Five Dysfunctions of a Team
The Five Dysfunctions of a Team
All teams no matter the company or line of business are required with one thing, to get results. Even though this sounds obvious, I had never thought of if it in that sense. Patricks way of dividing five principles in order to get a good team was outstanding. It made understanding the whole concept easy and satisfying, it also made it very interesting.
What I learned from this book and what I will definitely take to practice is that building a good team always starts from trust. Without trust it is impossible to be and maintain good performance in the long term. Trust between all team members is essential to get things done in time and in the right way.
Fear of conflict. When teams are lacking trust they are incapable of having unfiltered conversations and debates about essential things, causing team members to avoid conflict, replacing it with an artificial and fake atmosphere. Teams who don’t express their opinions usually are the result of bad decisions. This made me understand that when arguing, debating or even fighting in a team, it in many cases is productive. Lack of commitment, without any commitment to goals, deadlines and focus it is difficult to move forward and get things done. This got made me think, without conflict it is not easy for team members to commit to decisions because there is no right kind of fear or pressure that is required in a well-functioning team. People will more likely share their opinions when their own opinions are included in the decision-making process. This thought me that productive teams make transparent decisions and they support every single member of the team, making sure everyone is heard. When teams commit there is no reason to worry about accountability. In a good team it is the responsibility of each team member to hold one another accountable and accept it when others hold you accountable. I learned the key to success is the measurement of progress, making clear what the teams standards are, what needs to be done, by whom and by when.

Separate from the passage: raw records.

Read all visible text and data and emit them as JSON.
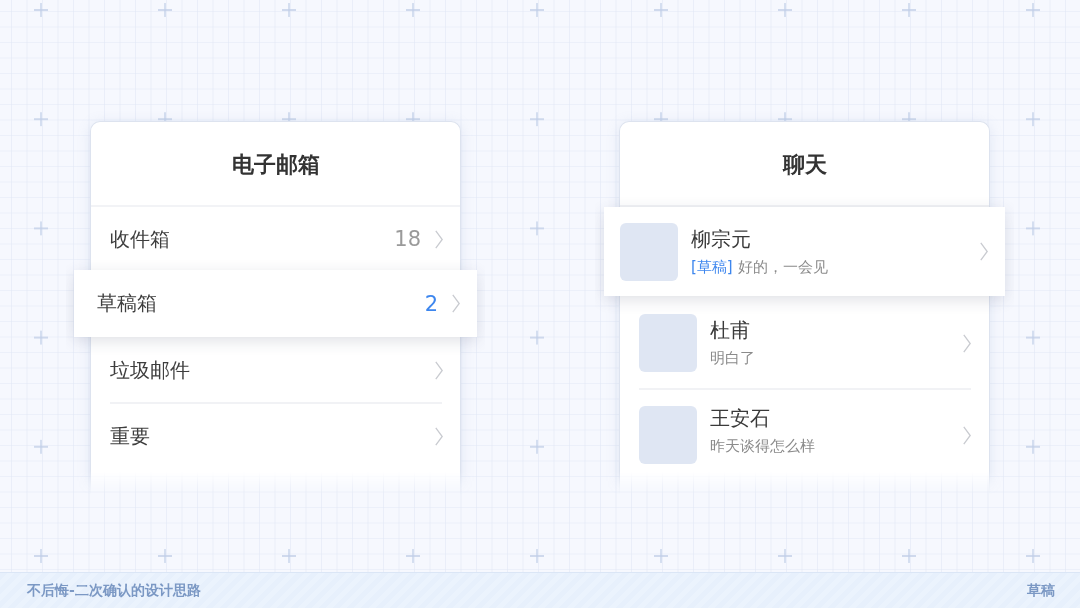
{
  "panels": [
    {
      "kind": "folders",
      "title": "电子邮箱",
      "items": [
        {
          "label": "收件箱",
          "count": "18",
          "selected": false
        },
        {
          "label": "草稿箱",
          "count": "2",
          "selected": true
        },
        {
          "label": "垃圾邮件",
          "selected": false
        },
        {
          "label": "重要",
          "selected": false
        }
      ]
    },
    {
      "kind": "chats",
      "title": "聊天",
      "items": [
        {
          "name": "柳宗元",
          "draft_tag": "[草稿]",
          "preview": "好的，一会见",
          "selected": true
        },
        {
          "name": "杜甫",
          "preview": "明白了",
          "selected": false
        },
        {
          "name": "王安石",
          "preview": "昨天谈得怎么样",
          "selected": false
        }
      ]
    }
  ],
  "footer": {
    "title": "不后悔-二次确认的设计思路",
    "label": "草稿"
  }
}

When all team members place the teams results first instead of their own it becomes result oriented. If members are not held accountable, they tend to look out for their own interests and results instead of the teams. I realised that by making the team results clear and rewarding the behaviours that contribute to the team’s results team can overcome all the dysfunctions.

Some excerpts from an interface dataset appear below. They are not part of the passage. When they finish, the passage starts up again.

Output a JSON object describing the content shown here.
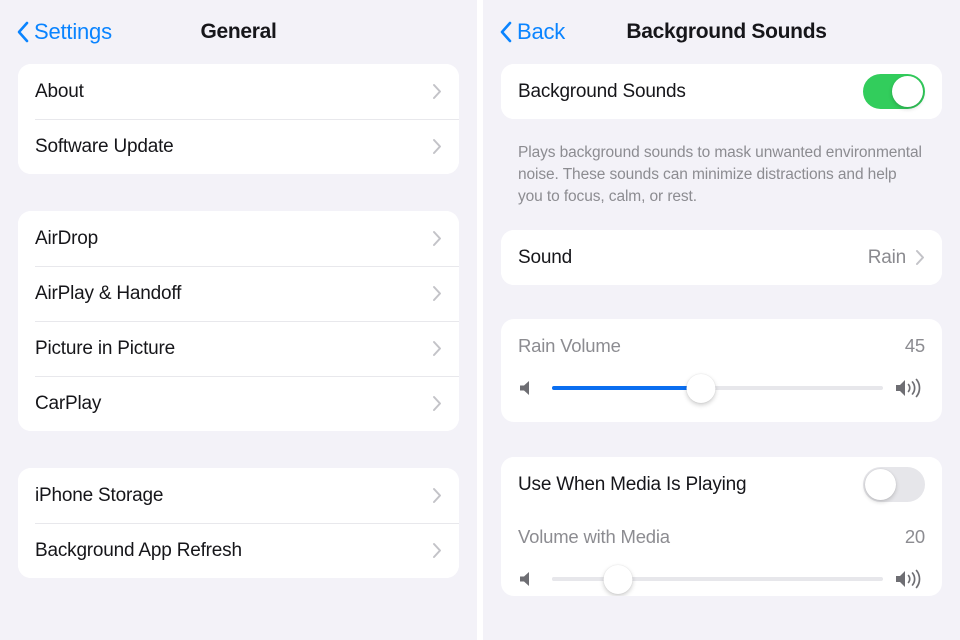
{
  "left_screen": {
    "nav": {
      "back_label": "Settings",
      "back_icon": "chevron-left-icon",
      "title": "General"
    },
    "groups": [
      {
        "rows": [
          {
            "label": "About",
            "accessory": "chevron-right-icon"
          },
          {
            "label": "Software Update",
            "accessory": "chevron-right-icon"
          }
        ]
      },
      {
        "rows": [
          {
            "label": "AirDrop",
            "accessory": "chevron-right-icon"
          },
          {
            "label": "AirPlay & Handoff",
            "accessory": "chevron-right-icon"
          },
          {
            "label": "Picture in Picture",
            "accessory": "chevron-right-icon"
          },
          {
            "label": "CarPlay",
            "accessory": "chevron-right-icon"
          }
        ]
      },
      {
        "rows": [
          {
            "label": "iPhone Storage",
            "accessory": "chevron-right-icon"
          },
          {
            "label": "Background App Refresh",
            "accessory": "chevron-right-icon"
          }
        ]
      }
    ]
  },
  "right_screen": {
    "nav": {
      "back_label": "Back",
      "back_icon": "chevron-left-icon",
      "title": "Background Sounds"
    },
    "master_toggle": {
      "label": "Background Sounds",
      "state": "on",
      "on_color": "#32cd5c"
    },
    "footnote": "Plays background sounds to mask unwanted environmental noise. These sounds can minimize distractions and help you to focus, calm, or rest.",
    "sound_row": {
      "label": "Sound",
      "value": "Rain",
      "accessory": "chevron-right-icon"
    },
    "rain_volume": {
      "label": "Rain Volume",
      "value": "45",
      "percent": 45,
      "min_icon": "speaker-low-icon",
      "max_icon": "speaker-high-icon",
      "fill_color": "#0a6ef0"
    },
    "media_toggle": {
      "label": "Use When Media Is Playing",
      "state": "off"
    },
    "media_volume": {
      "label": "Volume with Media",
      "value": "20",
      "percent": 20,
      "min_icon": "speaker-low-icon",
      "max_icon": "speaker-high-icon"
    }
  }
}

I would set the tone for the whole team equally and leading by example is the primary role of the leader in overcoming these dysfunctions. It also means that the leader is the first one to be vulnerable, encouraging debate and conflict, making responsibilities and deadlines clear, setting the teams standards and being clear on the results.